The warmth inside hit him like a wave as he entered the inn. Teren breath in a happy sigh and shook the casing of ice and snow off of him. A perfect time to try to get some feeling back in his limbs.
He was sliding his pack off his back when a familiar voice struck his ears. His expression freezing even more than was warranted by actual ice, he turned. There he spotted a familiar pair of ears and a bushy tail.
No. No. Not Sceo, here. Surely he could get SOME peace!
His eyes slanted furtively to the side. Maybe she wouldn’t see him. He’d sit in the corner, yes, and they wouldn’t bother one another. Yes. That would work.
First, the whole story tells more than it shows, and it really doesn’t tell much, at that. We get hints of things — apparently, this Sceo can get under his skin, which piques our interest, but it’s left at that — nothing is said to further explain this. There is a good deal of description about the weather, but not much about Teren himself.

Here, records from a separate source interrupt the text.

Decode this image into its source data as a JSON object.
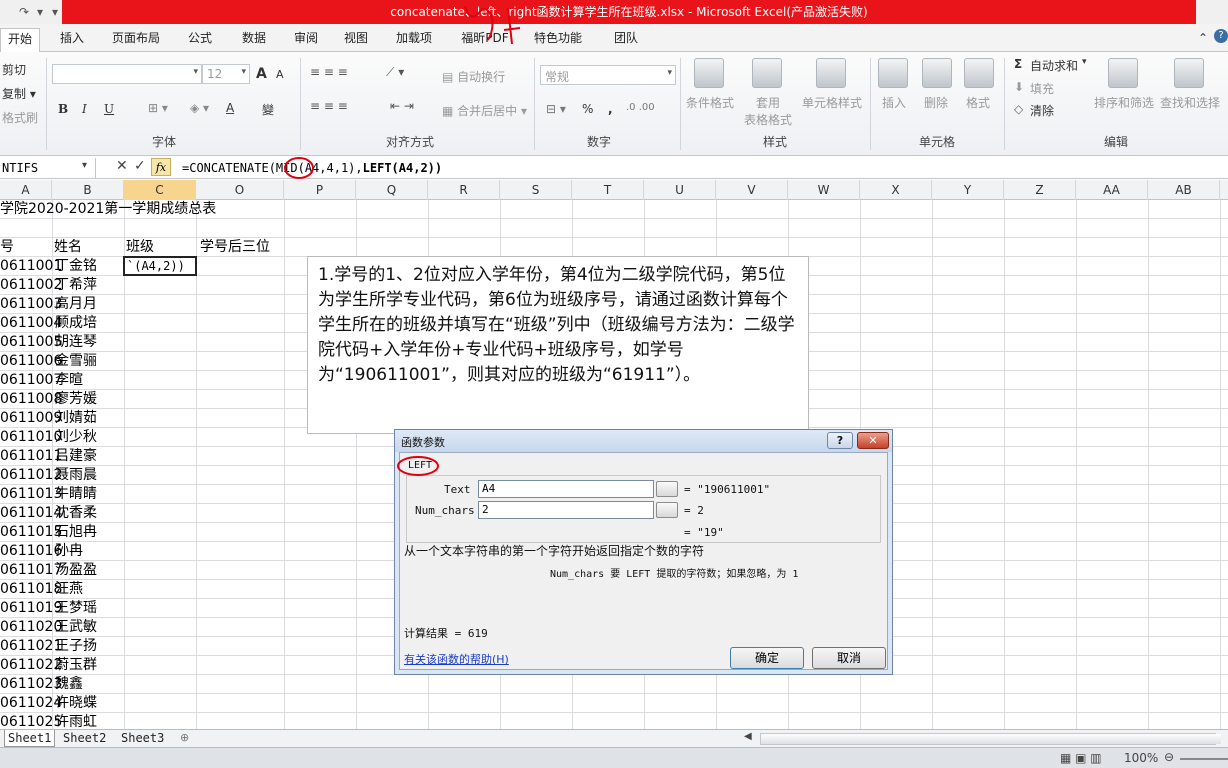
{
  "title": "concatenate、left、right函数计算学生所在班级.xlsx - Microsoft Excel(产品激活失败)",
  "tabs": [
    "开始",
    "插入",
    "页面布局",
    "公式",
    "数据",
    "审阅",
    "视图",
    "加载项",
    "福昕PDF",
    "特色功能",
    "团队"
  ],
  "ribbon": {
    "clipboard": {
      "cut": "剪切",
      "copy": "复制 ▾",
      "format_painter": "格式刷"
    },
    "font": {
      "size": "12",
      "label": "字体",
      "bold": "B",
      "italic": "I",
      "underline": "U",
      "grow": "A",
      "shrink": "A",
      "font_color": "A",
      "wen": "變"
    },
    "alignment": {
      "wrap": "自动换行",
      "merge": "合并后居中",
      "label": "对齐方式"
    },
    "number": {
      "format": "常规",
      "label": "数字",
      "percent": "%",
      "comma": ","
    },
    "styles": {
      "conditional": "条件格式",
      "table": "套用\n表格格式",
      "cell_styles": "单元格样式",
      "label": "样式"
    },
    "cells": {
      "insert": "插入",
      "delete": "删除",
      "format": "格式",
      "label": "单元格"
    },
    "editing": {
      "autosum": "自动求和",
      "fill": "填充",
      "clear": "清除",
      "sort": "排序和筛选",
      "find": "查找和选择",
      "label": "编辑"
    }
  },
  "formula_bar": {
    "name_box": "NTIFS",
    "fx": "fx",
    "formula_prefix": "=CONCATENATE(",
    "formula_mid": "MID",
    "formula_rest": "(A4,4,1),",
    "formula_left": "LEFT(A4,2))"
  },
  "columns": [
    "A",
    "B",
    "C",
    "O",
    "P",
    "Q",
    "R",
    "S",
    "T",
    "U",
    "V",
    "W",
    "X",
    "Y",
    "Z",
    "AA",
    "AB"
  ],
  "sheet": {
    "title_row": "学院2020-2021第一学期成绩总表",
    "header": {
      "col_a": "号",
      "name": "姓名",
      "class": "班级",
      "last3": "学号后三位"
    },
    "editing_cell": "`(A4,2))",
    "ids": [
      "0611001",
      "0611002",
      "0611003",
      "0611004",
      "0611005",
      "0611006",
      "0611007",
      "0611008",
      "0611009",
      "0611010",
      "0611011",
      "0611012",
      "0611013",
      "0611014",
      "0611015",
      "0611016",
      "0611017",
      "0611018",
      "0611019",
      "0611020",
      "0611021",
      "0611022",
      "0611023",
      "0611024",
      "0611025"
    ],
    "names": [
      "丁金铭",
      "丁希萍",
      "高月月",
      "顾成培",
      "胡连琴",
      "金雪骊",
      "李暄",
      "廖芳媛",
      "刘婧茹",
      "刘少秋",
      "吕建豪",
      "聂雨晨",
      "牛睛睛",
      "沈香柔",
      "石旭冉",
      "孙冉",
      "汤盈盈",
      "汪燕",
      "王梦瑶",
      "王武敏",
      "王子扬",
      "蔚玉群",
      "魏鑫",
      "许晓蝶",
      "许雨虹"
    ]
  },
  "note": "1.学号的1、2位对应入学年份，第4位为二级学院代码，第5位为学生所学专业代码，第6位为班级序号，请通过函数计算每个学生所在的班级并填写在“班级”列中（班级编号方法为：二级学院代码+入学年份+专业代码+班级序号，如学号为“190611001”，则其对应的班级为“61911”）。",
  "dialog": {
    "title": "函数参数",
    "func": "LEFT",
    "text_label": "Text",
    "text_value": "A4",
    "text_result": "= \"190611001\"",
    "numchars_label": "Num_chars",
    "numchars_value": "2",
    "numchars_result": "= 2",
    "result_preview": "= \"19\"",
    "description": "从一个文本字符串的第一个字符开始返回指定个数的字符",
    "param_help": "Num_chars  要 LEFT 提取的字符数；如果忽略，为 1",
    "calc_result": "计算结果 = 619",
    "help_link": "有关该函数的帮助(H)",
    "ok": "确定",
    "cancel": "取消",
    "help_btn": "?",
    "close_btn": "✕"
  },
  "sheets": [
    "Sheet1",
    "Sheet2",
    "Sheet3"
  ],
  "status": {
    "zoom": "100%"
  },
  "colors": {
    "title_red": "#e8141a",
    "annotation_red": "#e00010",
    "link_blue": "#1a3cc8"
  }
}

The sample is quite short, but it covers a whole day — I think the words would have been better spent if you focused on a shorter time period, even fifteen minutes, and showed us more inside Teren’s head instead of drifting somewhere above his ears.

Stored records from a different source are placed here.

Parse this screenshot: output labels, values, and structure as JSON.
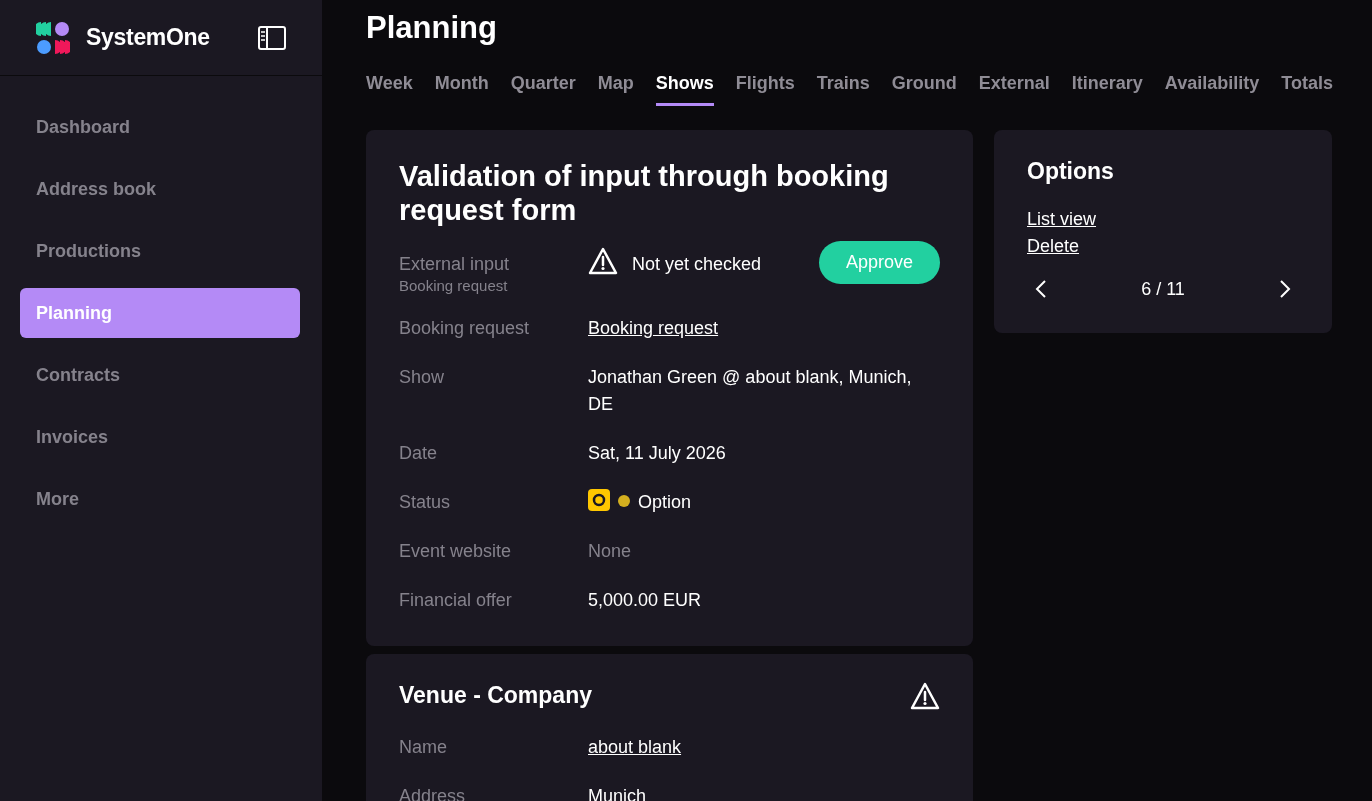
{
  "brand": {
    "name": "SystemOne"
  },
  "sidebar": {
    "items": [
      {
        "label": "Dashboard",
        "selected": false
      },
      {
        "label": "Address book",
        "selected": false
      },
      {
        "label": "Productions",
        "selected": false
      },
      {
        "label": "Planning",
        "selected": true
      },
      {
        "label": "Contracts",
        "selected": false
      },
      {
        "label": "Invoices",
        "selected": false
      },
      {
        "label": "More",
        "selected": false
      }
    ]
  },
  "page": {
    "title": "Planning"
  },
  "tabs": [
    {
      "label": "Week",
      "selected": false
    },
    {
      "label": "Month",
      "selected": false
    },
    {
      "label": "Quarter",
      "selected": false
    },
    {
      "label": "Map",
      "selected": false
    },
    {
      "label": "Shows",
      "selected": true
    },
    {
      "label": "Flights",
      "selected": false
    },
    {
      "label": "Trains",
      "selected": false
    },
    {
      "label": "Ground",
      "selected": false
    },
    {
      "label": "External",
      "selected": false
    },
    {
      "label": "Itinerary",
      "selected": false
    },
    {
      "label": "Availability",
      "selected": false
    },
    {
      "label": "Totals",
      "selected": false
    }
  ],
  "request_card": {
    "title": "Validation of input through booking request form",
    "rows": [
      {
        "kind": "check",
        "label": "External input",
        "sublabel": "Booking request",
        "value": "Not yet checked",
        "button": "Approve"
      },
      {
        "kind": "link",
        "label": "Booking request",
        "value": "Booking request"
      },
      {
        "kind": "text",
        "label": "Show",
        "value": "Jonathan Green @ about blank, Munich, DE"
      },
      {
        "kind": "text",
        "label": "Date",
        "value": "Sat, 11 July 2026"
      },
      {
        "kind": "status",
        "label": "Status",
        "value": "Option",
        "color": "#d4af1f"
      },
      {
        "kind": "muted",
        "label": "Event website",
        "value": "None"
      },
      {
        "kind": "text",
        "label": "Financial offer",
        "value": "5,000.00 EUR"
      }
    ]
  },
  "venue_card": {
    "title": "Venue - Company",
    "rows": [
      {
        "kind": "link",
        "label": "Name",
        "value": "about blank"
      },
      {
        "kind": "text",
        "label": "Address",
        "value": "Munich"
      }
    ]
  },
  "options": {
    "title": "Options",
    "links": [
      "List view",
      "Delete"
    ],
    "pager": "6 / 11"
  }
}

The piece was nice in that it was a very “A day in the life” story — showing us how Teren usually goes about his business, and all — but his life, or what we’re shown of it, seems to be as unexceptional as he is, and that’s not making us any more interested. Teren is completely “normal”, at least outwardly; the problem is that we never see what he’s like inside.

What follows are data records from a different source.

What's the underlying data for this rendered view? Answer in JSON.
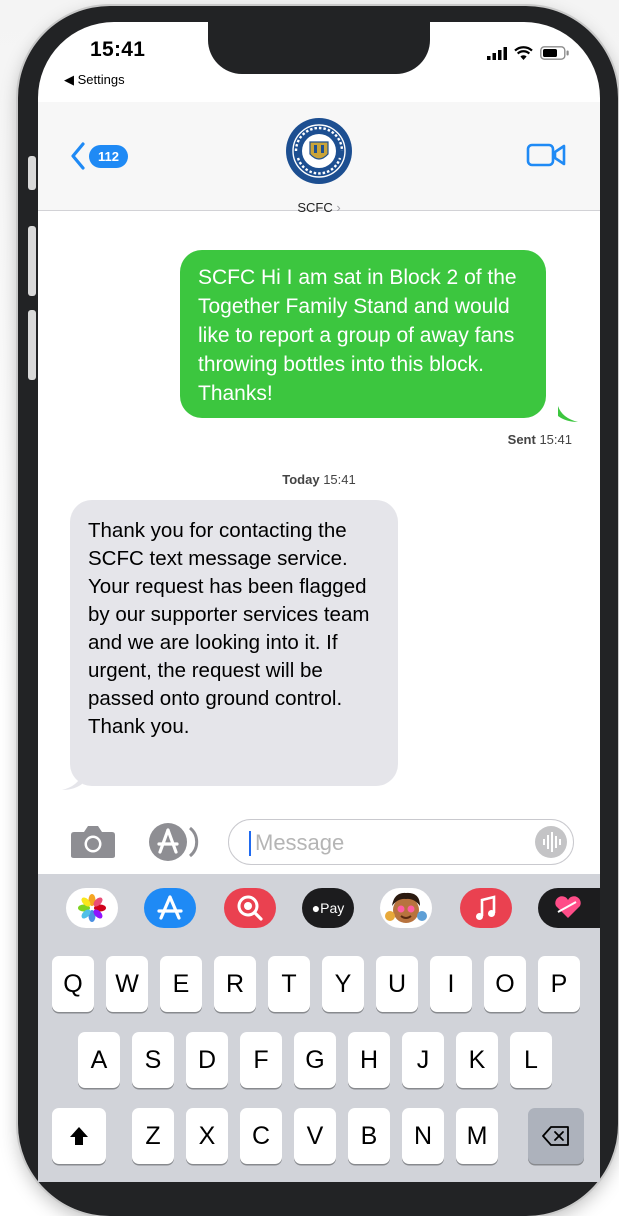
{
  "status_bar": {
    "time": "15:41",
    "back_app": "Settings"
  },
  "nav": {
    "back_count": "112",
    "contact_name": "SCFC"
  },
  "messages": {
    "outgoing": "SCFC Hi I am sat in Block 2 of the Together Family Stand and would like to report a group of away fans throwing bottles into this block. Thanks!",
    "sent_label": "Sent",
    "sent_time": "15:41",
    "divider_day": "Today",
    "divider_time": "15:41",
    "incoming": "Thank you for contacting the SCFC text message service. Your request has been flagged by our supporter services team and we are looking into it. If urgent, the request will be passed onto ground control. Thank you."
  },
  "composer": {
    "placeholder": "Message"
  },
  "app_strip": {
    "apps": [
      "photos-icon",
      "app-store-icon",
      "images-search-icon",
      "apple-pay-icon",
      "memoji-icon",
      "music-icon",
      "digital-touch-icon"
    ],
    "apple_pay_label": "Pay"
  },
  "keyboard": {
    "row1": [
      "Q",
      "W",
      "E",
      "R",
      "T",
      "Y",
      "U",
      "I",
      "O",
      "P"
    ],
    "row2": [
      "A",
      "S",
      "D",
      "F",
      "G",
      "H",
      "J",
      "K",
      "L"
    ],
    "row3": [
      "Z",
      "X",
      "C",
      "V",
      "B",
      "N",
      "M"
    ]
  },
  "colors": {
    "sent_bubble": "#3cc63f",
    "received_bubble": "#e5e5ea",
    "accent": "#1f8af5"
  }
}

The part at the tavern was very underwritten. It felt more like a summary than anything; we get no sense of discomfort from Teren about being around other beasts, or anything else to indicate his shyness; nor do we get any dialogue, which would have perfectly showed his lack of conversational skills. It ends without any real conclusion, leaving us to stare in surprise and think, “That’s all?”
I can’t help but wonder what the sample would have been like if it had been about an encounter between him and Sceo, instead. They have some sort of rivalry going, so that in itself would have made things interesting, and it also would have given us a chance to see how Teren interacts with people he doesn’t like (I get the feeling that she must be extremely irritating, because he doesn’t seem the sort to be easily bothered.) I think it would have forced you to get inside his head, as well, which would have given us insight into how he thinks.
Overall advice: Make him worth reading about. Show us what makes him different from everyone else.
As I am loath to end on a “negative” note, I’d really like to take a moment to tell you what you’re doing right. I know the point of this is to show you what you can fix, to make you better, but I know I personally find it discouraging to be reminded only of my errors without ever getting any positive feedback.
So! As I mentioned, you get lots of points for having his family alive, and I love that he still interacts with them, if only by letter; so many inexperienced writers are intent on getting their character’s family out of the picture, never realizing that having the family alive can actually make things more interesting. Your writing style is very enjoyable to read, and I think it can only get better when you write more from inside of your character’s head. Great job, and good luck!
Of course, this column can’t continue without a supply of characters to crunch. To have your character featured in a future issue, please fill out the following form:
Species (does not apply to human characters)
If possible, please include a writing sample with this character; I ask that the sample be 1000 words or shorter. It should either be in the form of a short story or an excerpt from a story or RP that showcases your character. I will accept both human and furry characters.
To send me your character, either PM Saarh Jevsa on Terrouge forums, or email me at firstname.lastname@example.org
Farewell until next time!